First, it’s the equation of literary expertise and depression. More: John/Frank/Coleman each have a failing or failed relationship that they’re engaged/engaging in. Isn’t that just too Madame Bovary? Emma isn’t the only one who is led down the path to ruined love by books. Even Jules (the Hoffman character) seems unattached at best—in fact, do we ever see him outside the confines of the school? He bears a torch for an author who famously kills people in her books. In short: the equation seems to be a redux of an old chestnut about the dangers of literature (makes you incapable of “good” love!), with a dash of American anti-intellectualism (too much book-learnin’ will make you weird!) for good measure.

Second, on a note of perhaps useless call for some sort of realism, is it impossible to imagine a woman as a professor? Maybe just one? Somewhere? Is that asking too much? It’s not such a new thing for women to have doctorates in literature, I’ve heard—just ask the MLA. I’ve been out of undergrad for over 10 years, and I had a good-sized handful of smart, quirky, engaged female professors even back then. In graduate school, there was a collective of brilliant, well-published, psychologically-sound, sartorially-gifted lady doctors. I can only imagine that there are more now than there were then.

So what gives, Hollywood and indie-filmmakers? How about one measly female professor who’s not eating barrels of Zoloft in 2008? I’d consider it a personal favor.

Old Documentary, New Tricks

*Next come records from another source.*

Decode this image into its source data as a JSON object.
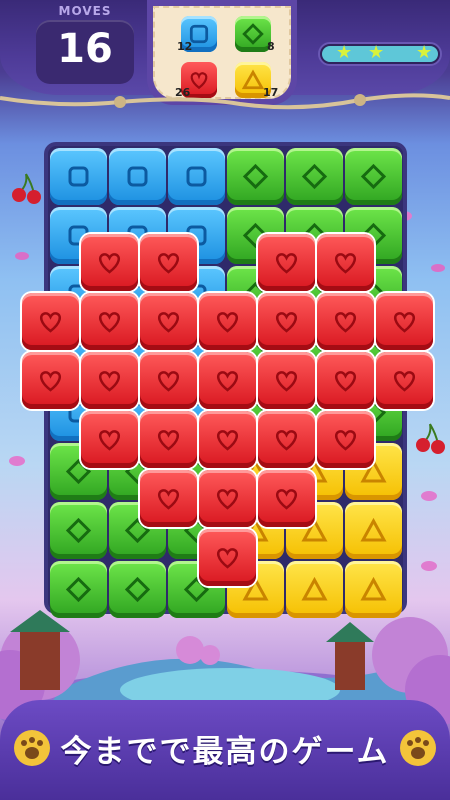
{
  "moves": {
    "label": "MOVES",
    "value": "16"
  },
  "goals": [
    {
      "color": "#1b8fe0",
      "shape": "square",
      "count": "12",
      "name": "blue-square"
    },
    {
      "color": "#2ea320",
      "shape": "diamond",
      "count": "8",
      "name": "green-diamond"
    },
    {
      "color": "#d8161f",
      "shape": "heart",
      "count": "26",
      "name": "red-heart"
    },
    {
      "color": "#f5bf00",
      "shape": "triangle",
      "count": "17",
      "name": "yellow-triangle"
    }
  ],
  "progress": {
    "fraction": 1.0,
    "stars_earned": 3,
    "stars_total": 3
  },
  "board": {
    "cols": 6,
    "rows": 8,
    "cells": [
      [
        "blue",
        "blue",
        "blue",
        "green",
        "green",
        "green"
      ],
      [
        "blue",
        "blue",
        "blue",
        "green",
        "green",
        "green"
      ],
      [
        "blue",
        "blue",
        "blue",
        "green",
        "green",
        "green"
      ],
      [
        "blue",
        "blue",
        "blue",
        "green",
        "green",
        "green"
      ],
      [
        "blue",
        "blue",
        "blue",
        "green",
        "green",
        "green"
      ],
      [
        "green",
        "green",
        "green",
        "yellow",
        "yellow",
        "yellow"
      ],
      [
        "green",
        "green",
        "green",
        "yellow",
        "yellow",
        "yellow"
      ],
      [
        "green",
        "green",
        "green",
        "yellow",
        "yellow",
        "yellow"
      ]
    ],
    "heart_overlay": [
      [
        0,
        1,
        1,
        0,
        1,
        1,
        0
      ],
      [
        1,
        1,
        1,
        1,
        1,
        1,
        1
      ],
      [
        1,
        1,
        1,
        1,
        1,
        1,
        1
      ],
      [
        0,
        1,
        1,
        1,
        1,
        1,
        0
      ],
      [
        0,
        0,
        1,
        1,
        1,
        0,
        0
      ],
      [
        0,
        0,
        0,
        1,
        0,
        0,
        0
      ]
    ]
  },
  "banner": {
    "text": "今までで最高のゲーム"
  },
  "colors": {
    "blue": "#1b8fe0",
    "green": "#2ea320",
    "yellow": "#f5bf00",
    "red": "#d8161f",
    "accent": "#5ec7d8"
  }
}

When taking an unannounced blog hiatus, is it best to start back up at whenever you have the wherewithal, or wait out a more rational time period?  It looks as if I’m just about at the 3 week mark–I could wait until Christmas Eve to post, but why let my blogging get any rustier?

One of the differences between end-of-semester thinking and post-semester thinking is that my brain actually engages with things it encounters.  Case in point: after a morning of snow shoveling, I had a chance to catch about half an hour of David Redmon’s 2005 documentary Mardi Gras: Made in China.   Ostensibly, the film begins with a simple premise; Redmon notices that Mardi Gras beads are made in China, and he embarks upon a research trip to understand the ways that such a quintessentially New Orleans artifact is produced so far away.  What he documents instead, however, are the material consequences of that production, and the misperceptions and rationalizations of those Americans who import and use those beads.

This DVD went to the top of my Netflix cue so quickly it could make your head spin.  How did I miss this film when it came out?!  It’s such a beautiful representation of globalization and all of the psychic positions that allow economic injustice to proliferate.  The American importer of the beads tells the filmmaker that the Chinese workers are industrious–so much so that when he visits the factory floor, they’re too focused on their work to speak to one another (unlike, of course, the jocular American factory workers).  Redmon indicates, however, that the workers are fined a day’s pay for talking.  Mardi Gras revelers are asked what they think about Chinese workers begin paid pennies a day to produce the beads that they throw away.  One man replies that pennies a day makes for a better living situation than others more unfortunate in China.  Meanwhile, Redmon interviews workers who are well aware of their exploitation, who feel very little “gratitude”  for their terrible working conditions and pay.

It may be the case that I’m teaching the introduction to American Studies in the fall, and if so, this documentary may be front and center.  I love the way that it positions an American tradition vis-a-vis workers in a global economy.  And it seems to make ever more relevant the recent histrionic fears about Chinese imports.  I wonder if I could organize an entire class looking at the transnational underpinnings of specific U.S. celebrations?